Brenda Despontin has no idea whether or not she has arrived socially. "Do I worry?" the 57-year-old said. "It's probably too late now. But as a girl from the Welsh valleys, I don't think I've done too badly."
Dr Despontin, head of Haberdashers' Monmouth School for Girls is among 26 headteachers who are new entrants in Who's Who, the red-bound Bible of the great and the good.
She accompanies other Who's Who debutantes such as actor Nicholas Lyndhurst, model Kate Moss and designer Stella McCartney, who are all making their first appearance when the new edition is published next week.
Dr Despontin attributes her inclusion to her presidency of the Girls' School Association last year, as well as to her high media profile. But she hopes it is also recognition of 34 years of hard work.
"If you're looking at people who make a contribution to society, then school leaders should be included too," she said. "Nobody makes a better contribution than those who prepare citizens of tomorrow."

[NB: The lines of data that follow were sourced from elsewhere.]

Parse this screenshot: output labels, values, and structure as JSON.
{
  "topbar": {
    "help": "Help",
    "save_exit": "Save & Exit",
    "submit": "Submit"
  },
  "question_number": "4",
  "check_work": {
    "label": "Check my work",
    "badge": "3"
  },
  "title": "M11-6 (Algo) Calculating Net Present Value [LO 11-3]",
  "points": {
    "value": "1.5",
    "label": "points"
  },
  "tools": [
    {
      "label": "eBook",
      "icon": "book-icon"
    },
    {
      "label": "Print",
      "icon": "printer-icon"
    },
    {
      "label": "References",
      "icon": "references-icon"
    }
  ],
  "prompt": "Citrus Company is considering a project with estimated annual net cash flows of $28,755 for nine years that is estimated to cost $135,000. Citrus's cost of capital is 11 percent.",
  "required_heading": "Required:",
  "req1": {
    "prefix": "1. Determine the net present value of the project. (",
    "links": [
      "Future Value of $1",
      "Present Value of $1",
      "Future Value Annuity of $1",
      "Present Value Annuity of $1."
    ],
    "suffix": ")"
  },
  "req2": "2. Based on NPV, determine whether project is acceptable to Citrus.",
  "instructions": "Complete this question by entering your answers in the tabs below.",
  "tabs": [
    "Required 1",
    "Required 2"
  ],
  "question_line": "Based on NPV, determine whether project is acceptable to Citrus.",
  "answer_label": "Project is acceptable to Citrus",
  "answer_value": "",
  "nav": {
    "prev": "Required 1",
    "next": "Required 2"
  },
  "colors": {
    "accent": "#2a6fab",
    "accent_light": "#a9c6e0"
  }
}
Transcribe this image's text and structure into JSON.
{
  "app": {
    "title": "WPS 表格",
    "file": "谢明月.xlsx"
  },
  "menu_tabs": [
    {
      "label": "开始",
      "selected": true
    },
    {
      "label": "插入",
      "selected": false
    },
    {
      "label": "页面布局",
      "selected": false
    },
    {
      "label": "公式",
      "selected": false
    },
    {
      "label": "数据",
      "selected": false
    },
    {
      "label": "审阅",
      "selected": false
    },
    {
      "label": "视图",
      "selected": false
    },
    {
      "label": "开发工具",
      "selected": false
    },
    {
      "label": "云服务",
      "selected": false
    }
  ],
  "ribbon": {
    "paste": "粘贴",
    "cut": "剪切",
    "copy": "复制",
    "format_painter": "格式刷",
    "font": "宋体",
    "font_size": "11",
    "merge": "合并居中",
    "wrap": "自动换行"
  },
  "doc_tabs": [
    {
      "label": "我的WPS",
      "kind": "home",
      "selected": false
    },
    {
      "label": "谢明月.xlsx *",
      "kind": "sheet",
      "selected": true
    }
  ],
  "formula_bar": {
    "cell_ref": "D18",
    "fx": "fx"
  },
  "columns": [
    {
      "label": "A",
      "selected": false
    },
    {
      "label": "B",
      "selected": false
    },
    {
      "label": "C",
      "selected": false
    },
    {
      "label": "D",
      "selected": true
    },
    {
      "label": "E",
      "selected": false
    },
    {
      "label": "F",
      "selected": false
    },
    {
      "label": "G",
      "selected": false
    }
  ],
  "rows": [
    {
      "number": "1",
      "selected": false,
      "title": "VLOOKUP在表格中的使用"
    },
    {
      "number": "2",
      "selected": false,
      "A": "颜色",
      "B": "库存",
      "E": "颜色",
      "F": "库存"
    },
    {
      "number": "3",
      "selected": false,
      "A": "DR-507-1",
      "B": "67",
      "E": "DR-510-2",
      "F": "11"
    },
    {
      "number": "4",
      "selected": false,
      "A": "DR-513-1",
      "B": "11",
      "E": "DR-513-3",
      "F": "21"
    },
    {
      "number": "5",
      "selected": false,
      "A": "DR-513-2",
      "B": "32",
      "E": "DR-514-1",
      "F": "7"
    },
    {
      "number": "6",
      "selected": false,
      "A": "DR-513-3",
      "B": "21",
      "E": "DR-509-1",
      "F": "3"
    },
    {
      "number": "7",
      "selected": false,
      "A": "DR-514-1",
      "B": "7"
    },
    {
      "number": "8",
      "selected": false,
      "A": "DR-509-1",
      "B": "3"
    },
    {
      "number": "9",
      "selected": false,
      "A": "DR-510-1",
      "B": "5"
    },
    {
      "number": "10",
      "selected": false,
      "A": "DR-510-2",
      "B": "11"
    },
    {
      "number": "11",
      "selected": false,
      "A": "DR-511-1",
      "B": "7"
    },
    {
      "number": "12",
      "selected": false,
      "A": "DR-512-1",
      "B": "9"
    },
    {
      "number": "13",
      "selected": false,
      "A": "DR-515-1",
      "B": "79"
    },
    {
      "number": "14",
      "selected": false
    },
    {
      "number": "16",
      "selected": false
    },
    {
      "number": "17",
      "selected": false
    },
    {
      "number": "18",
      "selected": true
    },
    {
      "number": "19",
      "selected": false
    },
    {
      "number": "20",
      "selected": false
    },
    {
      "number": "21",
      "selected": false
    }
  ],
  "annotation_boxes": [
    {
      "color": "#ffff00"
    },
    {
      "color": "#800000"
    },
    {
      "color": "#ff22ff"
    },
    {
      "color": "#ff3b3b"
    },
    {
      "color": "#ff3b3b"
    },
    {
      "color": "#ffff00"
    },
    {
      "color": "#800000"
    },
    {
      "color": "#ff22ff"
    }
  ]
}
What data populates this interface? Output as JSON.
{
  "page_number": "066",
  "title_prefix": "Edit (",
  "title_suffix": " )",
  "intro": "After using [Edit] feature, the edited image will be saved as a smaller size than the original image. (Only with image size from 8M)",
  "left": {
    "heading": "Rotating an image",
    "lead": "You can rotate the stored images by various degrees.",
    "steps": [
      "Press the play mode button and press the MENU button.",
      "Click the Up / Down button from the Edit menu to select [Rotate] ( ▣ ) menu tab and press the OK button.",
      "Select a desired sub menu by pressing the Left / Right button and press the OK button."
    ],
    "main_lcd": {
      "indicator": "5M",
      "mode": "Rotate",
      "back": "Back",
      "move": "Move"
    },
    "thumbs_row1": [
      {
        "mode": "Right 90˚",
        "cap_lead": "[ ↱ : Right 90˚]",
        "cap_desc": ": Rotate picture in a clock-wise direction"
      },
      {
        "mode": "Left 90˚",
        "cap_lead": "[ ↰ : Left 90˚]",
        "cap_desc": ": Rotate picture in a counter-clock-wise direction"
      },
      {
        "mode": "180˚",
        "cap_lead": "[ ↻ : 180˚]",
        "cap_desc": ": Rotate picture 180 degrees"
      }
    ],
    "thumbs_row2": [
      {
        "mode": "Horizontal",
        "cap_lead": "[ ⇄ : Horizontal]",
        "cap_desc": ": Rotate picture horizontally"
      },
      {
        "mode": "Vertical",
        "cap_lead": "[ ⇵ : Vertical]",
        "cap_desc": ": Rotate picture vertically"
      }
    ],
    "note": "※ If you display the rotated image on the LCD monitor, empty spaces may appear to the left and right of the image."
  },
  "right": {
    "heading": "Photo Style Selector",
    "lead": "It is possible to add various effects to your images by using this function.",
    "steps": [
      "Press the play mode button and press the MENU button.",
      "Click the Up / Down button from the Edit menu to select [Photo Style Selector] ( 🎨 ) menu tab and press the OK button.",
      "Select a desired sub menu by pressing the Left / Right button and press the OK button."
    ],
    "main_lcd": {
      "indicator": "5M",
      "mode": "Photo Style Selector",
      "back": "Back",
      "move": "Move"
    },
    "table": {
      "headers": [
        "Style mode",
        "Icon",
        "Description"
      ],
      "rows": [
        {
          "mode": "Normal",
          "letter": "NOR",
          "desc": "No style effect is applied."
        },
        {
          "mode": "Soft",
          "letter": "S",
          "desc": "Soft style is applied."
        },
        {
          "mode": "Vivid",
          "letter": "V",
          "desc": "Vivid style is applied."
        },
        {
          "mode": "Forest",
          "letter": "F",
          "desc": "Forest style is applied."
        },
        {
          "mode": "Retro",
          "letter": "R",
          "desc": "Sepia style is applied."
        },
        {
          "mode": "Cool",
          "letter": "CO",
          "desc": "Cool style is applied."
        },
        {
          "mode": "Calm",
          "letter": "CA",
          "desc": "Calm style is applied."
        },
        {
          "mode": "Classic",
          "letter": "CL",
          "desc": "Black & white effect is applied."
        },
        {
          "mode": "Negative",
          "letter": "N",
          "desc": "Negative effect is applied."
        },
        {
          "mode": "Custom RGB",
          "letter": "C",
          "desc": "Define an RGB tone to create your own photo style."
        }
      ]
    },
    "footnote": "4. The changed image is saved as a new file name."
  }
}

Brenda Bigland agrees. The 56-year-old head of Lent Rise Combined School at Slough, Berkshire, was invited to submit an entry after she received a CBE in the Queen's birthday honours last year.
"As a headteacher you don't just have an impact on pupils, but on the whole staff, the whole community," she said. "You're drawing them into education.
"I'm not into the social thing of it. It's just the icing on the cake of a career dedicated to education."
There are more than 350 heads, past and present, included in the 2,200-page volume. But Simon Everson, head of The Skinners' School, a grammar in Tunbridge Wells in Kent, is underwhelmed at being added to their ranks.
"If you're going to ask one headteacher, you should ask every headteacher," he said. "I don't see why my work should get any more recognition than my colleagues in less-known institutions."
Both he and Dr Despontin insist that they will not be dropping their Who's Who reference into casual conversation.
"It's not the sort of thing you want to put up on the staff noticeboard, is it?" said Dr Despontin.
Mr Everson has mentioned his listing to his father, a former chief inspector of schools, who already has an entry of his own. "He's delighted," he said. "And he's particularly pleased to have named me with an initial that came after his."
CLASS OF 2008: THOSE WHO MADE IT
Sir Keith Ajegbo, former head, Deptford Green School, London.
Yasmin Bevan, head, Denbigh High, Luton.
Brenda Bigland, head, Lent Rise Combined School, Slough, Berkshire.
Jonathan Cox, head, Royal Grammar School, Guildford.
Peter Crook, head, Purcell School, Hertfordshire.
Simon Davies, head, Eastbourne College, East Sussex.
Alan Davison, head, Dame Alice Owen's School, Hertfordshire.
Brenda Despontin, head, Haberdashers' Monmouth School for Girls, Monmouth.
Genefer Espejo, head, Nonsuch High School for Girls, Sutton, Surrey.
Simon Everson, head, The Skinners' School, Tunbridge Wells, Kent.
John Franklin, head, Christ's Hospital, Horsham, West Sussex.
Diana Gant, head, Mount School, York.
Mark Garbett, head, Latymer School, north London.
Robert Griffin, Exeter School, Devon.
Mark Grundy, executive principal, Shireland Academy and George Salter Academy, Sandwell, West Midlands.
Robert Guthrie, principal, Hockerill Anglo-European College, Hertfordshire.
Suzanne Hall, head, Rugby High, Worcestershire.
Timothy Hands, master, Magdalen College School, Oxford.
Martin Haworth, head, Wallington County Grammar, Surrey.
Frances King, head, Roedean School, Brighton.
Mary McLaughlin, head, Notre Dame High, Glasgow.
Roy Page, head, Royal Grammar School, Buckinghamshire.
Martin Reader, head, Wellington School, Somerset.
John Richardson, head, Cheltenham College, Gloucestershire.
Frances Stratton, head and geology teacher, South Wilts Grammar.
Bernard Trafford, head, Wolverhampton Grammar, Wolverhampton.
Linda Wybar, head, Tunbridge Wells Girls' Grammar, Kent.